» **Task details**:
An exact reproduction of all the data is needed, with no images in it.

» **Provided records**:
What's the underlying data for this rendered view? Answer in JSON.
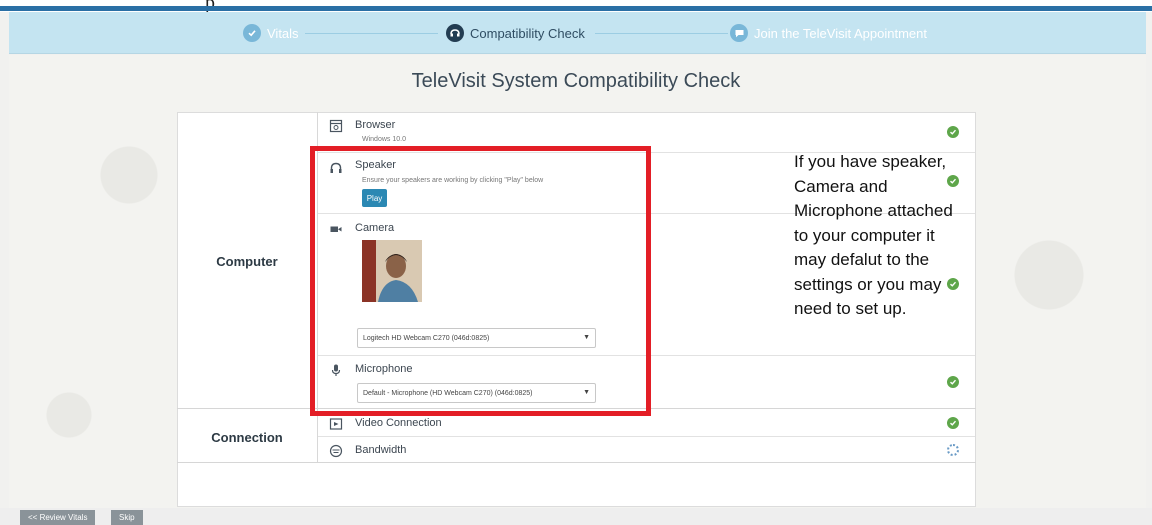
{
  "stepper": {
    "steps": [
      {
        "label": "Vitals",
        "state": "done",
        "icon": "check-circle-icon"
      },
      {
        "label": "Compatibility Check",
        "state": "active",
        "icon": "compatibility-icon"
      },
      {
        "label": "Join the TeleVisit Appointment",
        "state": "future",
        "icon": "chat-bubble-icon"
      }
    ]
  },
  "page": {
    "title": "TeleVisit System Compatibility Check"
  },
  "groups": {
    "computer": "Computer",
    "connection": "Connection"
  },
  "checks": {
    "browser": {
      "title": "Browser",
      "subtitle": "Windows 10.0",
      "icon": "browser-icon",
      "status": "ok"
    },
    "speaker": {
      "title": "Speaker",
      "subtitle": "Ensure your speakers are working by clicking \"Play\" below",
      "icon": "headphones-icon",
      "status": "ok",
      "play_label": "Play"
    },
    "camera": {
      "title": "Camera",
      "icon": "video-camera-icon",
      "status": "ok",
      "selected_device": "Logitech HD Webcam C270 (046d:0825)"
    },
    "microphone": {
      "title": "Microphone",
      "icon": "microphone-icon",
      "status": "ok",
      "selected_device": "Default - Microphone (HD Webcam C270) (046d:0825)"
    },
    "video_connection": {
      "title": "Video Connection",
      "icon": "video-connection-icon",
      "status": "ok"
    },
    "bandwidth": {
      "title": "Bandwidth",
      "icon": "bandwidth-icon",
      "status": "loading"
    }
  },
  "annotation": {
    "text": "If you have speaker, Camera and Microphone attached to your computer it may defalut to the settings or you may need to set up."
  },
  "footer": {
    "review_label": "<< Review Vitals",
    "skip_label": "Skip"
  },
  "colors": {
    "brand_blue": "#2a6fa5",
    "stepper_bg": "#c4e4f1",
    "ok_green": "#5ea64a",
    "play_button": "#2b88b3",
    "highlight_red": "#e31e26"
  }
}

» **Reply**:
What's the underlying data for this rendered view? Answer in JSON.
{
  "stepper": {
    "steps": [
      {
        "label": "Vitals",
        "state": "done",
        "icon": "check-circle-icon"
      },
      {
        "label": "Compatibility Check",
        "state": "active",
        "icon": "compatibility-icon"
      },
      {
        "label": "Join the TeleVisit Appointment",
        "state": "future",
        "icon": "chat-bubble-icon"
      }
    ]
  },
  "page": {
    "title": "TeleVisit System Compatibility Check"
  },
  "groups": {
    "computer": "Computer",
    "connection": "Connection"
  },
  "checks": {
    "browser": {
      "title": "Browser",
      "subtitle": "Windows 10.0",
      "icon": "browser-icon",
      "status": "ok"
    },
    "speaker": {
      "title": "Speaker",
      "subtitle": "Ensure your speakers are working by clicking \"Play\" below",
      "icon": "headphones-icon",
      "status": "ok",
      "play_label": "Play"
    },
    "camera": {
      "title": "Camera",
      "icon": "video-camera-icon",
      "status": "ok",
      "selected_device": "Logitech HD Webcam C270 (046d:0825)"
    },
    "microphone": {
      "title": "Microphone",
      "icon": "microphone-icon",
      "status": "ok",
      "selected_device": "Default - Microphone (HD Webcam C270) (046d:0825)"
    },
    "video_connection": {
      "title": "Video Connection",
      "icon": "video-connection-icon",
      "status": "ok"
    },
    "bandwidth": {
      "title": "Bandwidth",
      "icon": "bandwidth-icon",
      "status": "loading"
    }
  },
  "annotation": {
    "text": "If you have speaker, Camera and Microphone attached to your computer it may defalut to the settings or you may need to set up."
  },
  "footer": {
    "review_label": "<< Review Vitals",
    "skip_label": "Skip"
  },
  "colors": {
    "brand_blue": "#2a6fa5",
    "stepper_bg": "#c4e4f1",
    "ok_green": "#5ea64a",
    "play_button": "#2b88b3",
    "highlight_red": "#e31e26"
  }
}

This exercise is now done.